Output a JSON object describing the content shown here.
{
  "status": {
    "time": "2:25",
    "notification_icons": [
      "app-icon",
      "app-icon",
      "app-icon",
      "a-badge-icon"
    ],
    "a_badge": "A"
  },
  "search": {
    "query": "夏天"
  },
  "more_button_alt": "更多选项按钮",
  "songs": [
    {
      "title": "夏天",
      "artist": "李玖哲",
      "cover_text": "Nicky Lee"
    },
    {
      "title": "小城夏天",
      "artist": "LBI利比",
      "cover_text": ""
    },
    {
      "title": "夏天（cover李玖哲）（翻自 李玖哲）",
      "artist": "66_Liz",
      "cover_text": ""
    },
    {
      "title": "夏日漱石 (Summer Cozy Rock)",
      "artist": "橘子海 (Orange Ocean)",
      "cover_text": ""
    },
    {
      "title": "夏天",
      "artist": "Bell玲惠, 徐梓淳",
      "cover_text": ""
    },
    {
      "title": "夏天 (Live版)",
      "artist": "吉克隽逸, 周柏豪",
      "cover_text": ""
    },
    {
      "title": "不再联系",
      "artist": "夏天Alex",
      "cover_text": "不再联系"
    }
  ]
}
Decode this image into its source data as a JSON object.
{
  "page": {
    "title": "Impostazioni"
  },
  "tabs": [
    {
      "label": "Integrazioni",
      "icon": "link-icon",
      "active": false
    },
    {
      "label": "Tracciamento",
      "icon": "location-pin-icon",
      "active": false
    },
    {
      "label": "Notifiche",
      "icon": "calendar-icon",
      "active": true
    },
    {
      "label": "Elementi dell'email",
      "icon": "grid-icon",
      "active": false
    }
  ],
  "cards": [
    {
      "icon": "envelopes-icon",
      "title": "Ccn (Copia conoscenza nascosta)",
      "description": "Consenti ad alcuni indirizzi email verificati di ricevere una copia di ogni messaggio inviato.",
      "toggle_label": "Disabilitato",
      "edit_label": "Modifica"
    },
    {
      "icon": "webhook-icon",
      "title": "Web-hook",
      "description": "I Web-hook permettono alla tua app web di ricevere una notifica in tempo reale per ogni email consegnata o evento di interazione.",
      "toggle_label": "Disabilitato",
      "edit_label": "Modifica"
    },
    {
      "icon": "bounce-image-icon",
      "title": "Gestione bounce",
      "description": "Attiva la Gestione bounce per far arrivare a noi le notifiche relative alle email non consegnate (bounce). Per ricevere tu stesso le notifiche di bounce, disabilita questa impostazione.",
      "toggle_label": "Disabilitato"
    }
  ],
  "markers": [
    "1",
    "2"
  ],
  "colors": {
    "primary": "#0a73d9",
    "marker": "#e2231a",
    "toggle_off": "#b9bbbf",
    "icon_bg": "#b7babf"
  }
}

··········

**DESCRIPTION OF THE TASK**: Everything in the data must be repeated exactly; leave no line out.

**SOLUTION BELOW**:
Output a JSON object describing the content shown here.
{
  "status": {
    "time": "2:25",
    "notification_icons": [
      "app-icon",
      "app-icon",
      "app-icon",
      "a-badge-icon"
    ],
    "a_badge": "A"
  },
  "search": {
    "query": "夏天"
  },
  "more_button_alt": "更多选项按钮",
  "songs": [
    {
      "title": "夏天",
      "artist": "李玖哲",
      "cover_text": "Nicky Lee"
    },
    {
      "title": "小城夏天",
      "artist": "LBI利比",
      "cover_text": ""
    },
    {
      "title": "夏天（cover李玖哲）（翻自 李玖哲）",
      "artist": "66_Liz",
      "cover_text": ""
    },
    {
      "title": "夏日漱石 (Summer Cozy Rock)",
      "artist": "橘子海 (Orange Ocean)",
      "cover_text": ""
    },
    {
      "title": "夏天",
      "artist": "Bell玲惠, 徐梓淳",
      "cover_text": ""
    },
    {
      "title": "夏天 (Live版)",
      "artist": "吉克隽逸, 周柏豪",
      "cover_text": ""
    },
    {
      "title": "不再联系",
      "artist": "夏天Alex",
      "cover_text": "不再联系"
    }
  ]
}
Decode this image into its source data as a JSON object.
{
  "page": {
    "title": "Impostazioni"
  },
  "tabs": [
    {
      "label": "Integrazioni",
      "icon": "link-icon",
      "active": false
    },
    {
      "label": "Tracciamento",
      "icon": "location-pin-icon",
      "active": false
    },
    {
      "label": "Notifiche",
      "icon": "calendar-icon",
      "active": true
    },
    {
      "label": "Elementi dell'email",
      "icon": "grid-icon",
      "active": false
    }
  ],
  "cards": [
    {
      "icon": "envelopes-icon",
      "title": "Ccn (Copia conoscenza nascosta)",
      "description": "Consenti ad alcuni indirizzi email verificati di ricevere una copia di ogni messaggio inviato.",
      "toggle_label": "Disabilitato",
      "edit_label": "Modifica"
    },
    {
      "icon": "webhook-icon",
      "title": "Web-hook",
      "description": "I Web-hook permettono alla tua app web di ricevere una notifica in tempo reale per ogni email consegnata o evento di interazione.",
      "toggle_label": "Disabilitato",
      "edit_label": "Modifica"
    },
    {
      "icon": "bounce-image-icon",
      "title": "Gestione bounce",
      "description": "Attiva la Gestione bounce per far arrivare a noi le notifiche relative alle email non consegnate (bounce). Per ricevere tu stesso le notifiche di bounce, disabilita questa impostazione.",
      "toggle_label": "Disabilitato"
    }
  ],
  "markers": [
    "1",
    "2"
  ],
  "colors": {
    "primary": "#0a73d9",
    "marker": "#e2231a",
    "toggle_off": "#b9bbbf",
    "icon_bg": "#b7babf"
  }
}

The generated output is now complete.